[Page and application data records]
=== Begin Enclosure ===

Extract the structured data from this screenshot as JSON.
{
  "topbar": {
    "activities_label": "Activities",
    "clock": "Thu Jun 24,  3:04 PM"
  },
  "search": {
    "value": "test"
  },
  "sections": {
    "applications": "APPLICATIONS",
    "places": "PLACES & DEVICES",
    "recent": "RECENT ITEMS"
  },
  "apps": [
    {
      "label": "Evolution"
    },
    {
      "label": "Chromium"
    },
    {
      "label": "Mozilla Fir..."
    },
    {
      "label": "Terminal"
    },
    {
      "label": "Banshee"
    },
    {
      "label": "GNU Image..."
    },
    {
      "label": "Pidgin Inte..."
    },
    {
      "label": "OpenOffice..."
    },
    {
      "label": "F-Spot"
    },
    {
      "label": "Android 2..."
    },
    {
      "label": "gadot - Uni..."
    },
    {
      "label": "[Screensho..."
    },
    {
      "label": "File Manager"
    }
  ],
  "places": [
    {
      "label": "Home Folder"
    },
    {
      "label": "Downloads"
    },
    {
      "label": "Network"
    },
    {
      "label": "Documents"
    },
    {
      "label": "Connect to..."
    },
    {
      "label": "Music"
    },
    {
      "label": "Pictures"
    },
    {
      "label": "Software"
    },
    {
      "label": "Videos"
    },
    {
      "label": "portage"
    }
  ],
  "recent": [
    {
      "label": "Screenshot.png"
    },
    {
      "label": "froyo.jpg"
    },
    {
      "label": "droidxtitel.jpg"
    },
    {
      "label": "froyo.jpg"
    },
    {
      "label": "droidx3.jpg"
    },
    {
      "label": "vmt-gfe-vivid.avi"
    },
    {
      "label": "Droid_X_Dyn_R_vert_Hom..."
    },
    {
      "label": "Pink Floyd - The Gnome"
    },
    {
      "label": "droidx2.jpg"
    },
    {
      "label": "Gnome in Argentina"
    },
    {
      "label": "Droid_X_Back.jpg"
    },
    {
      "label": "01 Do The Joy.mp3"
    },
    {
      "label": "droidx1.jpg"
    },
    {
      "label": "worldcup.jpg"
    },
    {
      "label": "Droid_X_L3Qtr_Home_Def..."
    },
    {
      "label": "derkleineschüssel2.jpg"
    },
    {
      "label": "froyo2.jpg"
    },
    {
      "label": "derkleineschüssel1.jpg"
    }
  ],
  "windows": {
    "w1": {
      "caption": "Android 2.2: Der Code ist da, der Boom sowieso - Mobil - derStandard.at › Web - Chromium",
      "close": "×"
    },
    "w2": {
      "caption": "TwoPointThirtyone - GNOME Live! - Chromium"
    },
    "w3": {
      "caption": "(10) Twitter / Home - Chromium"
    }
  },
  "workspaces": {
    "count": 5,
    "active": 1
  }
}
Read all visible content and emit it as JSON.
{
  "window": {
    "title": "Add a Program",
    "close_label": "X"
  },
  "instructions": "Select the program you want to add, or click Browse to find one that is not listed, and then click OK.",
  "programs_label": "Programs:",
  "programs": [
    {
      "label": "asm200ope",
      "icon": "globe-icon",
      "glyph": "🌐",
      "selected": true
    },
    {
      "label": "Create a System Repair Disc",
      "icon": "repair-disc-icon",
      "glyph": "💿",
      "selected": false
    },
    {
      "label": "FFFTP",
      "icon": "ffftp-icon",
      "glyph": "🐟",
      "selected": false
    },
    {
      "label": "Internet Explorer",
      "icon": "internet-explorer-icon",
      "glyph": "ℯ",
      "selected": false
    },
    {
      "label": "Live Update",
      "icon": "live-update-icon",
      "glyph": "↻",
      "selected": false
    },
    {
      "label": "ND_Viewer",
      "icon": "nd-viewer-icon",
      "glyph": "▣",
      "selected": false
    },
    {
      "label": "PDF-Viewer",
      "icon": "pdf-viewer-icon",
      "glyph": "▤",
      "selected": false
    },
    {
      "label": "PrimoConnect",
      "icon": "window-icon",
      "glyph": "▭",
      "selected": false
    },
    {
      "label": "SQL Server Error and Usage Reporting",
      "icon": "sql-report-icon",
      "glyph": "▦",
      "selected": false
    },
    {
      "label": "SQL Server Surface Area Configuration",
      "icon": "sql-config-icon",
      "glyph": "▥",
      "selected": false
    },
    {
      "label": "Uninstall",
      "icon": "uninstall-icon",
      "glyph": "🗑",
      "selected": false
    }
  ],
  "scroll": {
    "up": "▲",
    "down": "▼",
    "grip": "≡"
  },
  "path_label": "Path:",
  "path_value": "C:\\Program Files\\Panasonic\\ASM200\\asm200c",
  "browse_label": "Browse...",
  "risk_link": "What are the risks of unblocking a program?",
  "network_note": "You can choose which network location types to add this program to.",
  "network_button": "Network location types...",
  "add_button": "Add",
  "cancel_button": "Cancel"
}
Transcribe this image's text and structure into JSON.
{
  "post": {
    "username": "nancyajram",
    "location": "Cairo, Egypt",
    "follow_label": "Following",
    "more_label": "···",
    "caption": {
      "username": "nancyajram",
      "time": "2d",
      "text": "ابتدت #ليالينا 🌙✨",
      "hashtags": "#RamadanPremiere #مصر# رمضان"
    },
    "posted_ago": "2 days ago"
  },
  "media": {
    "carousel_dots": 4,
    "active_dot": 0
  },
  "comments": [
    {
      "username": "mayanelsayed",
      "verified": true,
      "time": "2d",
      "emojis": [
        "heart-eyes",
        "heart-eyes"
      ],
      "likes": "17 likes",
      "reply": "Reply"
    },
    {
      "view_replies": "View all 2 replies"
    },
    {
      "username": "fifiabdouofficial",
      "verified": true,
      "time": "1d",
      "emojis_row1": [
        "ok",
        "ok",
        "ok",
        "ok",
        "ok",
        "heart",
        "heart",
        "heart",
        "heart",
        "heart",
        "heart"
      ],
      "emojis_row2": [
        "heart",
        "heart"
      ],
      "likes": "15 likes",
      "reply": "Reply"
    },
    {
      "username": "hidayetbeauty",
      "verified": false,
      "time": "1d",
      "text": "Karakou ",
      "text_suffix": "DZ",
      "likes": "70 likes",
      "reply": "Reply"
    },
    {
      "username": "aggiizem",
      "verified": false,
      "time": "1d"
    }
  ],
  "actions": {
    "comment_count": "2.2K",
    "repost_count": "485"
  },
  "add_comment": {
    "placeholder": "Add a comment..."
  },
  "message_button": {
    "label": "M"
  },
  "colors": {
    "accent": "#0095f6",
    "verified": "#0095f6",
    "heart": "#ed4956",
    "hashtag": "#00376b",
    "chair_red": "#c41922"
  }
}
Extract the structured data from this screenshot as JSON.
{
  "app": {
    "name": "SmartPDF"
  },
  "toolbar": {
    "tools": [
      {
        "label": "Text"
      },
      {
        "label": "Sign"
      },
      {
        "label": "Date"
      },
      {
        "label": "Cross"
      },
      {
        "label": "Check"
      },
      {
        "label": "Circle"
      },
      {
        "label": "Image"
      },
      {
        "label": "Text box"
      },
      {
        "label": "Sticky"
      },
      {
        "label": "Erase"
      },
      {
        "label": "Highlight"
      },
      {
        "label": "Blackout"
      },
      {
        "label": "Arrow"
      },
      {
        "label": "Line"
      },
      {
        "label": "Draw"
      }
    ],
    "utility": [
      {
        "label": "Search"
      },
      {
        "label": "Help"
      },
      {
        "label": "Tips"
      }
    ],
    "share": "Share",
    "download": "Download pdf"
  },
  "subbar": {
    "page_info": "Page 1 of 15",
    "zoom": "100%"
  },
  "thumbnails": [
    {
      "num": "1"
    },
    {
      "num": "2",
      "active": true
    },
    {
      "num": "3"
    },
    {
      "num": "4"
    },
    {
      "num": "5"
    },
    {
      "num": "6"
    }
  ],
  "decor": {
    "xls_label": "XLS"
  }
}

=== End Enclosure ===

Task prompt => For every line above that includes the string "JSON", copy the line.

The answer =>
Extract the structured data from this screenshot as JSON.
Read all visible content and emit it as JSON.
Transcribe this image's text and structure into JSON.
Extract the structured data from this screenshot as JSON.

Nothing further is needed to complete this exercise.